This morning my computer crashed. So I rebooted it. I was in the midst of a project that had a lot of git branches (as I was working on competitive ideas to see which version would work best), and I couldn’t recall which branch I was on. I thought it would be a good time to update my .bashrc file to perhaps add a git status to my bash prompt. Afterall, there are some pretty nice prompt string hacks for git out there. [Read More]

## An Apology

I made a mistake in posting a women-hostile picture on Twitter yesterday. This is an apology. But first, let’s start with a recap.

Yesterday I posted this tweet:

I first saw the picture on /r/funny. And I tweeted the picture after a brief view. I mainly tweeted the comic because I believe that politicking identity issues is generally a waste of time* Politicking of any issue is generally a waste of time, in my opinion. . I had neglected to notice that it came from @AntiFemComics.

This morning, a shitstorm ensued.

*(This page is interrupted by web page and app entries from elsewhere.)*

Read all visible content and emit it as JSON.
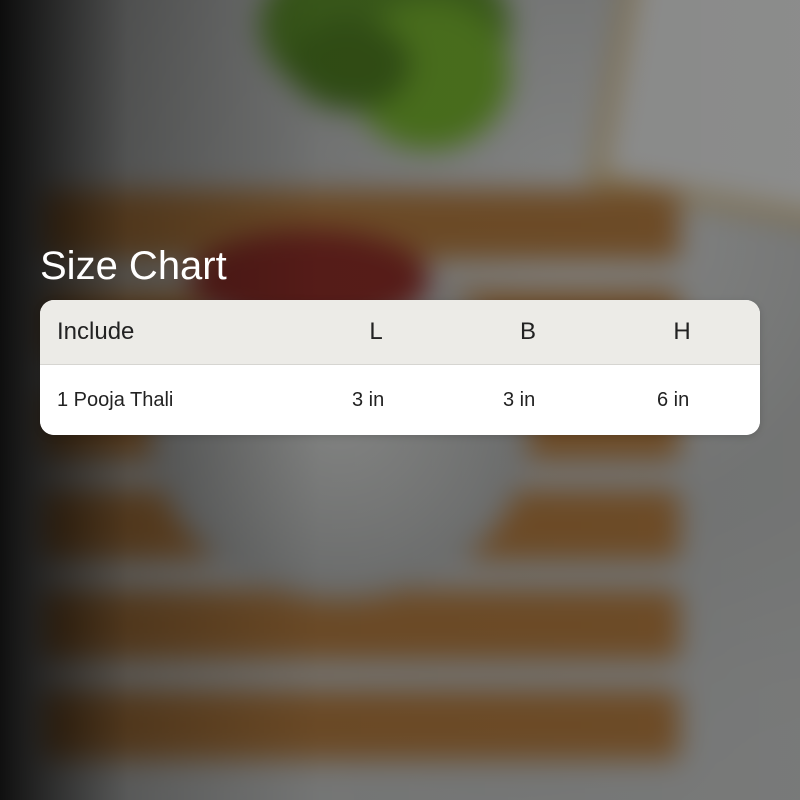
{
  "size_chart": {
    "title": "Size Chart",
    "columns": [
      "Include",
      "L",
      "B",
      "H"
    ],
    "rows": [
      [
        "1 Pooja Thali",
        "3 in",
        "3 in",
        "6 in"
      ]
    ]
  }
}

I woke up and the first notification was from Nick Coghlan:

Upon reading that, I went and re-read the comic. I realize the horror that I have in fact misread the comic. And the issue snowballed on. This blog post will stand as an official apology from me.

## Go Test Files Are Part of the Same Package

Just a quick one. I was working on improving performance for a certain method of mine. I had found the hot loop *pprof is an amazing godsend. The days of dicking around in valgrind or cProfile are long a memory of the past , and I wrote a few benchmark methods to test some ideas. I was using the testing package’s benchmark function to benchmark the methods, and for a method, I had abstracted out some code so that it can run in a goroutine. [Read More]

## Whole Fruit Espresso

I’ve been toying around with new ideas of coffee lately. Here is one that I think went particularly well. It started with red-eyes: you put a shot of espresso in filter coffee, just to boost acidity and body of the coffee whilst still keeping the basic aromatics in the coffee (making espresso kills quite a bit of those).

I then moved on to the idea of making cascara red-eyes. If red eyes were flavourful, perhaps then using the pulp of the fruit will yield a different thing all together? And indeed it did. The hibiscus-y nature of the cascara tea does accentuate the espresso. Then I wondered if I could push it further – what if the cascara “tea” was made under pressure – i.e. espresso?

## Intuitions From The Price Equation

George Price was a rather interesting fellow. A few months ago, I was reading a rather interesting piece about his life from HN. If you follow my blog posts (hello to the two of you), you’ll note that altruism and cooperative games is one of the things I like to blog about.

Following that article, I discovered the Price equation* Funny story. I was quite surprised I hadn't heard of the Price equation, so I hit the books. I found the equation being referenced very very very very briefly in Martin Nowak's Evolutionary Dynamics, and that was all . While grokking the equation, it had suddenly occurred to me that kin selection and group selection were indeed the same thing. It was a gut feeling, and I couldn’t prove otherwise.

I recently had a lot of time on hand, so I thought I’d sit down and try to make sense of my gut feel that kin selection and group selection were in fact the same thing. Bear in mind I’m neither a professional mathematician nor am I a professional biologist. I’m not even an academic and my interest in the Price equation came from an armchair economist/philosopher point of view. And so, while I grasp a lot of concepts, I may actually have understood them wrongly. In fact, just be forewarned that this entire post was a result of me stumbling around.

So, let’s recap what the Price equations look like (per Wikipedia):

Simply put, $latex \Delta z$ is the difference in phenotype between a parent population and the child population. And that difference is a function of two things:

1. The covariance of fitness and phenotype — $latex \frac{1}{w} cov(w_i, z_i)$ where $latex w$ is the average fitness of the population, $latex w_i$ is the individual fitness of $latex i$, and $latex z_i$ is the phenotype shared in the group.
2. The expected value of the fitness of the difference between the group’s phenotype and the parent group’s phenotype.